## WORK INSTRUCTIONS:
Search the records for "JSON". Report every line where it occurs.

## Source records:
===

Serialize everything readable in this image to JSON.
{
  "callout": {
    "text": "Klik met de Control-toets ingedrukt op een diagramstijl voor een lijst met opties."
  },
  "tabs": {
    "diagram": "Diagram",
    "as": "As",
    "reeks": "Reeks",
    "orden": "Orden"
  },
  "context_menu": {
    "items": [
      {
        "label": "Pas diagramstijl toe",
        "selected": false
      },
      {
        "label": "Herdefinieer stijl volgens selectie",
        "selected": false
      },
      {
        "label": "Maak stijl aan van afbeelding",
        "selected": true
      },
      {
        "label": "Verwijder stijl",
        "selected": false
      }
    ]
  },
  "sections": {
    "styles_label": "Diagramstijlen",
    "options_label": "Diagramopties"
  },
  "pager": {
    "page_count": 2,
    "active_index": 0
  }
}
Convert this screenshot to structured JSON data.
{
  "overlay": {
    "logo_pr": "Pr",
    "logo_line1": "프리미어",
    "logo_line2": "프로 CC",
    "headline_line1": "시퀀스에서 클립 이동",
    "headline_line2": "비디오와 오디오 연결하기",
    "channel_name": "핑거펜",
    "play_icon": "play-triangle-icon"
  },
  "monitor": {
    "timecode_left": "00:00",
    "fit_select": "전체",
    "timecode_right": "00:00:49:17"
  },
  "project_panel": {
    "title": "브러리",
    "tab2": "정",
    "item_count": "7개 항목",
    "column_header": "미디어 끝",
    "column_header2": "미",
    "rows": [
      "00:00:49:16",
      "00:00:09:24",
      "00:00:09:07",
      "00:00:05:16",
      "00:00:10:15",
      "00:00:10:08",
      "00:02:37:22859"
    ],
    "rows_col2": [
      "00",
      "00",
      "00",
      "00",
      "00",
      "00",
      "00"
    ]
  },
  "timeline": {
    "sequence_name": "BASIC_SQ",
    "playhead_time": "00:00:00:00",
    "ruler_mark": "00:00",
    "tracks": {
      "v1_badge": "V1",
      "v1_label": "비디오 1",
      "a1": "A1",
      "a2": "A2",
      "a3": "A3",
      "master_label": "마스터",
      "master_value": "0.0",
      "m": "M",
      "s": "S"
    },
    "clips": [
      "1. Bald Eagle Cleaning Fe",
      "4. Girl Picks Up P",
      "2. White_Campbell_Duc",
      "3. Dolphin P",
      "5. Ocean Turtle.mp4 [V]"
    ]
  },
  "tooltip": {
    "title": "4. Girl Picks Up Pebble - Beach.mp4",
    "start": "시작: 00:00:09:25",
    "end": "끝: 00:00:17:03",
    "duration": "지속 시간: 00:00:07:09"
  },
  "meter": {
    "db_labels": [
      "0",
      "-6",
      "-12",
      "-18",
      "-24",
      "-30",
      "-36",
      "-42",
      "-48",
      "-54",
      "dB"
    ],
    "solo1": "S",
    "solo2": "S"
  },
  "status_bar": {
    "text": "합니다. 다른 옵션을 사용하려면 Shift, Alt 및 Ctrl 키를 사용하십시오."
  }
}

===

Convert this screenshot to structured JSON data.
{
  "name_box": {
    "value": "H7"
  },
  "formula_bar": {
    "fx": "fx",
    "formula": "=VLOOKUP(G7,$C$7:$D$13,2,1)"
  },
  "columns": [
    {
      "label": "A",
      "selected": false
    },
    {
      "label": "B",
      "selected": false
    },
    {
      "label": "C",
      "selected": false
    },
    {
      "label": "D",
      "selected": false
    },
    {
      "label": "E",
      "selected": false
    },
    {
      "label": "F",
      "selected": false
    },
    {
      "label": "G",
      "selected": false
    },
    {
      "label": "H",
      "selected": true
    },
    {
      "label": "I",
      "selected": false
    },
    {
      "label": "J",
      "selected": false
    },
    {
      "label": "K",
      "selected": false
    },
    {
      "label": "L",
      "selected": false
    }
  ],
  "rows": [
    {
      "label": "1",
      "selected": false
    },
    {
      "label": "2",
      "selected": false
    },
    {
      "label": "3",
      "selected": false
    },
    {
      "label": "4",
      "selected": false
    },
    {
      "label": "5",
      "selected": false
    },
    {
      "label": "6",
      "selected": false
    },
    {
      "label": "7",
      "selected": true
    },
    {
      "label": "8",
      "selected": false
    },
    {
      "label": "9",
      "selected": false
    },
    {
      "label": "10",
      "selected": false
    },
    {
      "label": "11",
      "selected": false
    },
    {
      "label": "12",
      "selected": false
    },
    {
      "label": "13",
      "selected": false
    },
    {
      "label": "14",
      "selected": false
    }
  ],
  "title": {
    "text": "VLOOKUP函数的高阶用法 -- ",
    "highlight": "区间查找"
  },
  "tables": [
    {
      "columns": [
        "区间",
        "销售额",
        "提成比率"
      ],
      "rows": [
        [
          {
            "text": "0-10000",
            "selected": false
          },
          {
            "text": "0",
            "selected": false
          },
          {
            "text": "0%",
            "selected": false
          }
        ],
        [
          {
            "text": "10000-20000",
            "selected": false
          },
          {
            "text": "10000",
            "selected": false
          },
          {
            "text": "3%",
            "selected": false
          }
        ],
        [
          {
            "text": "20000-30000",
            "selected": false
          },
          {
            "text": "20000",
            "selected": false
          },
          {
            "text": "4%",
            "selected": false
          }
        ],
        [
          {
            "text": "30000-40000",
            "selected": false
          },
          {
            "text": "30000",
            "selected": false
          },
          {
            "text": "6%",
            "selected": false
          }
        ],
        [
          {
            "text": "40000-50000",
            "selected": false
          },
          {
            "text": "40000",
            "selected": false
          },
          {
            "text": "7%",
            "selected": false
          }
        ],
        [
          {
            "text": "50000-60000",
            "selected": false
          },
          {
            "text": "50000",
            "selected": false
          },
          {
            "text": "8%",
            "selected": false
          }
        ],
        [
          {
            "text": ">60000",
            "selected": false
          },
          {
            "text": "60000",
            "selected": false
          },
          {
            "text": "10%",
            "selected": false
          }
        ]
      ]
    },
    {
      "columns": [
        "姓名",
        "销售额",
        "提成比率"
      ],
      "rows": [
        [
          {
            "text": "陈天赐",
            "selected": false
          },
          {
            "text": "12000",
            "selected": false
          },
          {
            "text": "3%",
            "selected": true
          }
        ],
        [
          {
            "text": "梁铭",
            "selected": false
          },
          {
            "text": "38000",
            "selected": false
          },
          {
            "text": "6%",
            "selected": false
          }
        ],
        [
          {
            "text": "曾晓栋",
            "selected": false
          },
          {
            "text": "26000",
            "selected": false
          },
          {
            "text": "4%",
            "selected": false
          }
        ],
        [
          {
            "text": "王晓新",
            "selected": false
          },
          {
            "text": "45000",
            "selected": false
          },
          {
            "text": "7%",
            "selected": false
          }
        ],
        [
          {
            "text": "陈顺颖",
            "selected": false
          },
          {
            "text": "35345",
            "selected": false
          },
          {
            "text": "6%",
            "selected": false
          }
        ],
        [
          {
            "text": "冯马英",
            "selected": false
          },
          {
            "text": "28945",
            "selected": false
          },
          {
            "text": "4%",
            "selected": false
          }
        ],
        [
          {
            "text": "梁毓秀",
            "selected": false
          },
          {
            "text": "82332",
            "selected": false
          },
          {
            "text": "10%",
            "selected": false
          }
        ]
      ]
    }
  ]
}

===

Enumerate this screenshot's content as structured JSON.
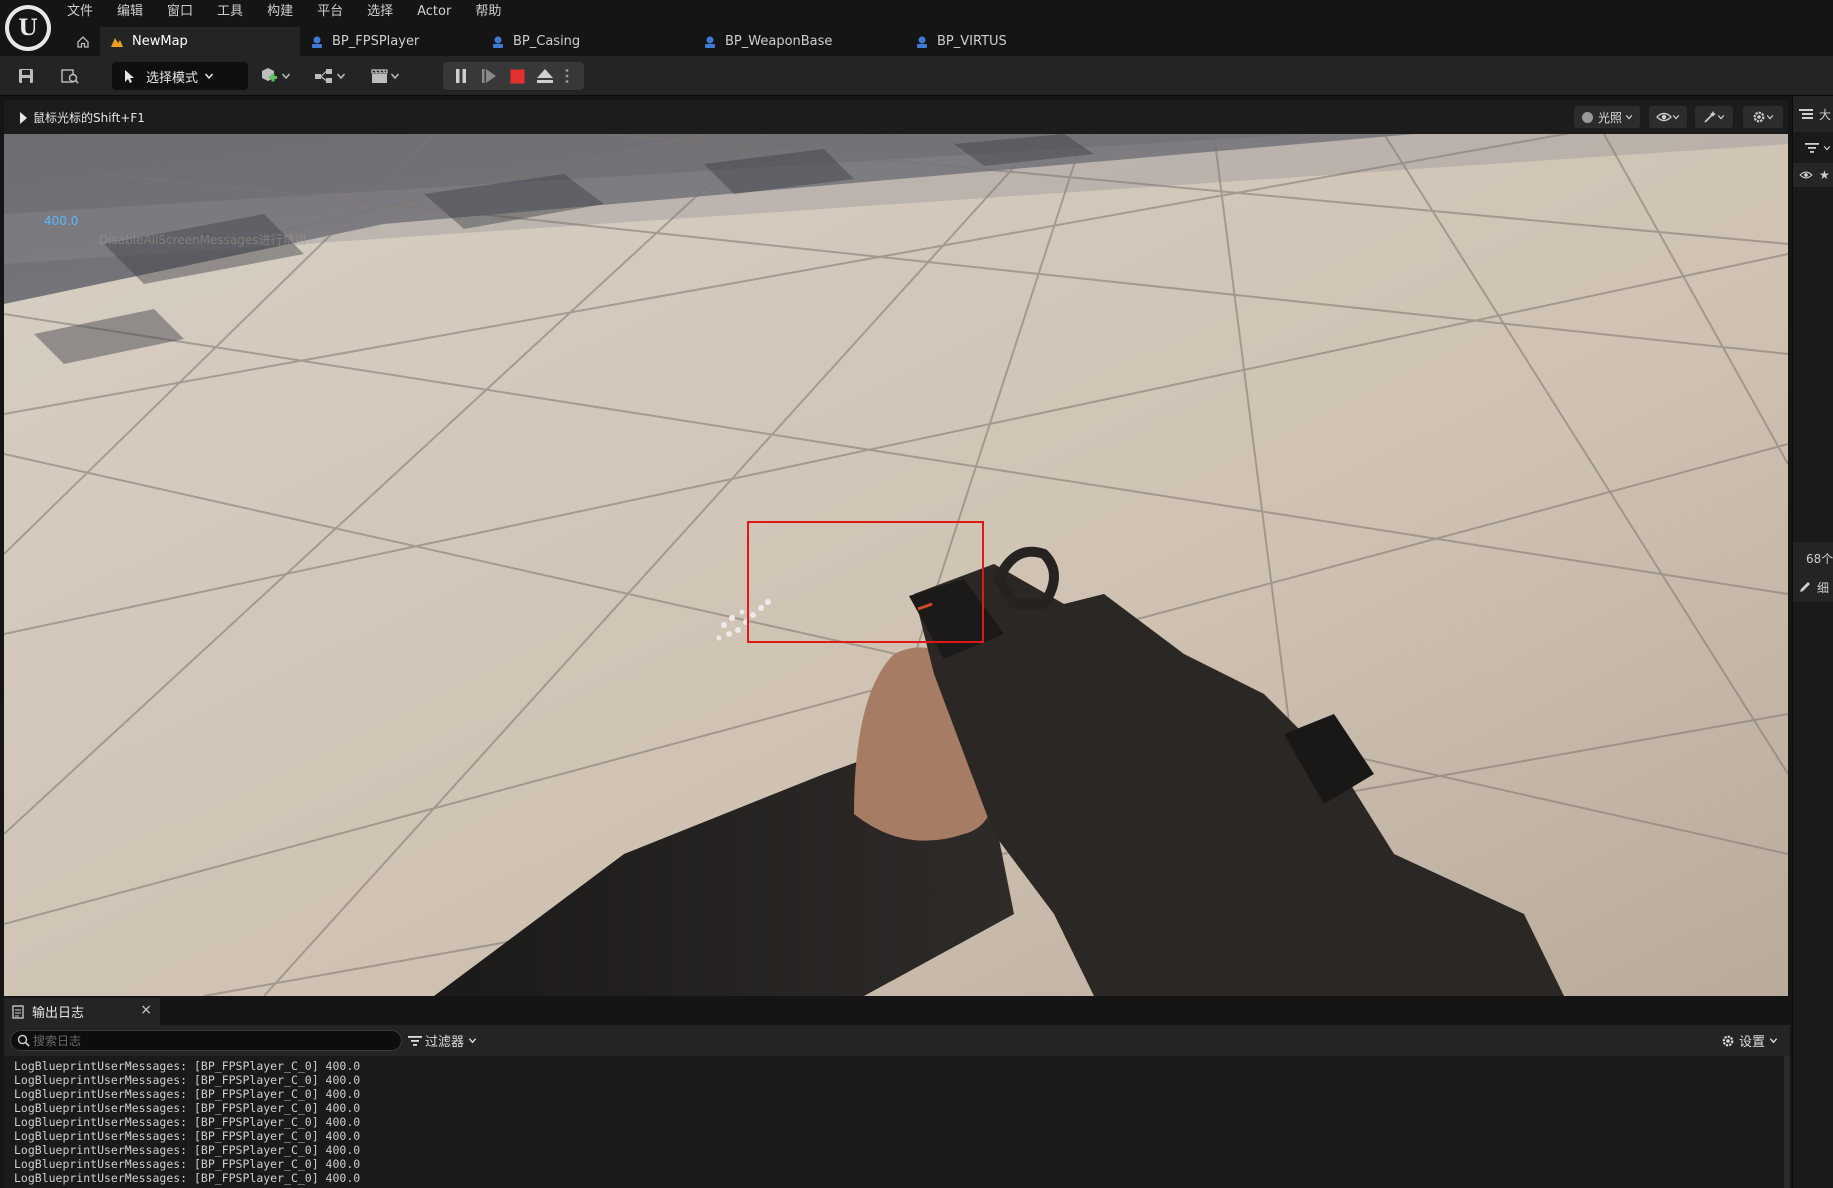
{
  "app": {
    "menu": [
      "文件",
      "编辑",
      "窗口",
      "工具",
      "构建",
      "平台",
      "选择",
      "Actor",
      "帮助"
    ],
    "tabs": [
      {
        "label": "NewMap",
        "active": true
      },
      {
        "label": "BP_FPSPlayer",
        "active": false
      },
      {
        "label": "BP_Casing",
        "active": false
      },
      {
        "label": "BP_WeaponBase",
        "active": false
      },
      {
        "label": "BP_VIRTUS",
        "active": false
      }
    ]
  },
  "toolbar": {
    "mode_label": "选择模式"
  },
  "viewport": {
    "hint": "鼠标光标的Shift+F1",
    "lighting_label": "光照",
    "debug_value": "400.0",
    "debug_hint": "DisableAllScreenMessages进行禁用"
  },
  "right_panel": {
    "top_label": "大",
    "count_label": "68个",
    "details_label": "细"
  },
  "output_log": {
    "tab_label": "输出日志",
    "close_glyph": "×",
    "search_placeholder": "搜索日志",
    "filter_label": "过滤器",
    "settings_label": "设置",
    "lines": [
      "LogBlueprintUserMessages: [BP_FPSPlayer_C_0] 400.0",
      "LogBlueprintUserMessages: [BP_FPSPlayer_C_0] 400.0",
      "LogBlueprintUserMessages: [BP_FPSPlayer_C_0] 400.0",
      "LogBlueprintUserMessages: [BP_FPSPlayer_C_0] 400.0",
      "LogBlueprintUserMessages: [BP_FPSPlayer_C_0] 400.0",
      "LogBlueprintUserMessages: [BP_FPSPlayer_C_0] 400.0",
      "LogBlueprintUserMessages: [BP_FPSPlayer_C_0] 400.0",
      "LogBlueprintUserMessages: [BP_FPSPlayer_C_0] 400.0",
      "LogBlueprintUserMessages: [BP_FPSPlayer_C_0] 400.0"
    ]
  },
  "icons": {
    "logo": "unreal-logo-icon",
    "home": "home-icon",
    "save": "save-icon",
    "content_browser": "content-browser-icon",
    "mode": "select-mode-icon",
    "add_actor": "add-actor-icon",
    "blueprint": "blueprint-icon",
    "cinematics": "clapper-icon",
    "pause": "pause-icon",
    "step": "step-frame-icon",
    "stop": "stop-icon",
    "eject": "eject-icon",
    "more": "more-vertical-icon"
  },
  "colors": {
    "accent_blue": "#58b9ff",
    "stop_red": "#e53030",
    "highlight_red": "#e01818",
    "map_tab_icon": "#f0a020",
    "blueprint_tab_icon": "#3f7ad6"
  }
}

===

## EXPECTED ANSWER:
Serialize everything readable in this image to JSON.
Convert this screenshot to structured JSON data.
Convert this screenshot to structured JSON data.
Enumerate this screenshot's content as structured JSON.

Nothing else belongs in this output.